- _What you need to do_: Write each entry out once more, please, precisely as shown.

-------

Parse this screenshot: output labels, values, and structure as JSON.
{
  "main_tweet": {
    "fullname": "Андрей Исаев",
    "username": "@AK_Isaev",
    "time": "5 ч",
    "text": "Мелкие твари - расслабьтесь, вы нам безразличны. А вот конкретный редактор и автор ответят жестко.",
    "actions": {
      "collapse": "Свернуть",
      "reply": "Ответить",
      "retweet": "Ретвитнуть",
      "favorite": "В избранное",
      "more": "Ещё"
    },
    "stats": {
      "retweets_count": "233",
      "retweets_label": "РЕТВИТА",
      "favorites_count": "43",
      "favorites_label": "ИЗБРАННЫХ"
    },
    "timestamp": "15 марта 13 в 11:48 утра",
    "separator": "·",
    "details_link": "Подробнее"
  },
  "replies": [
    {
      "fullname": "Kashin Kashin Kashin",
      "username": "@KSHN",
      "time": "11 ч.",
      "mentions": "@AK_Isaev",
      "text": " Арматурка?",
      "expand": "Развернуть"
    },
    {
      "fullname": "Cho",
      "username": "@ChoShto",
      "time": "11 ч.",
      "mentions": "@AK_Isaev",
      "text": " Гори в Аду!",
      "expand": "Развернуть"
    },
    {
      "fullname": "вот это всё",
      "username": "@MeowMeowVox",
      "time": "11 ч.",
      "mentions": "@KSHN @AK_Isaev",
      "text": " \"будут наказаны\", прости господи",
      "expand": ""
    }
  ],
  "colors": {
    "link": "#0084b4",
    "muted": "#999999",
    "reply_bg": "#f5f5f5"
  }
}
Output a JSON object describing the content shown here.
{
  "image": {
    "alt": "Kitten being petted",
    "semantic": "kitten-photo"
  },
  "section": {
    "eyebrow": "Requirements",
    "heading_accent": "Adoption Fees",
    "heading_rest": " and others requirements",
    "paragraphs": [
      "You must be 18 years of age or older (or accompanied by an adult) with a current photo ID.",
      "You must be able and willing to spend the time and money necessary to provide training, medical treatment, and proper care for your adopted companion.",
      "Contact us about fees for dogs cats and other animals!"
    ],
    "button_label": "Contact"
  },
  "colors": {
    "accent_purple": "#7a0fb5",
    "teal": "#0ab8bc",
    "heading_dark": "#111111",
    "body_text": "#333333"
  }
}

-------

- _Result below_:
Parse this screenshot: output labels, values, and structure as JSON.
{
  "main_tweet": {
    "fullname": "Андрей Исаев",
    "username": "@AK_Isaev",
    "time": "5 ч",
    "text": "Мелкие твари - расслабьтесь, вы нам безразличны. А вот конкретный редактор и автор ответят жестко.",
    "actions": {
      "collapse": "Свернуть",
      "reply": "Ответить",
      "retweet": "Ретвитнуть",
      "favorite": "В избранное",
      "more": "Ещё"
    },
    "stats": {
      "retweets_count": "233",
      "retweets_label": "РЕТВИТА",
      "favorites_count": "43",
      "favorites_label": "ИЗБРАННЫХ"
    },
    "timestamp": "15 марта 13 в 11:48 утра",
    "separator": "·",
    "details_link": "Подробнее"
  },
  "replies": [
    {
      "fullname": "Kashin Kashin Kashin",
      "username": "@KSHN",
      "time": "11 ч.",
      "mentions": "@AK_Isaev",
      "text": " Арматурка?",
      "expand": "Развернуть"
    },
    {
      "fullname": "Cho",
      "username": "@ChoShto",
      "time": "11 ч.",
      "mentions": "@AK_Isaev",
      "text": " Гори в Аду!",
      "expand": "Развернуть"
    },
    {
      "fullname": "вот это всё",
      "username": "@MeowMeowVox",
      "time": "11 ч.",
      "mentions": "@KSHN @AK_Isaev",
      "text": " \"будут наказаны\", прости господи",
      "expand": ""
    }
  ],
  "colors": {
    "link": "#0084b4",
    "muted": "#999999",
    "reply_bg": "#f5f5f5"
  }
}
Output a JSON object describing the content shown here.
{
  "image": {
    "alt": "Kitten being petted",
    "semantic": "kitten-photo"
  },
  "section": {
    "eyebrow": "Requirements",
    "heading_accent": "Adoption Fees",
    "heading_rest": " and others requirements",
    "paragraphs": [
      "You must be 18 years of age or older (or accompanied by an adult) with a current photo ID.",
      "You must be able and willing to spend the time and money necessary to provide training, medical treatment, and proper care for your adopted companion.",
      "Contact us about fees for dogs cats and other animals!"
    ],
    "button_label": "Contact"
  },
  "colors": {
    "accent_purple": "#7a0fb5",
    "teal": "#0ab8bc",
    "heading_dark": "#111111",
    "body_text": "#333333"
  }
}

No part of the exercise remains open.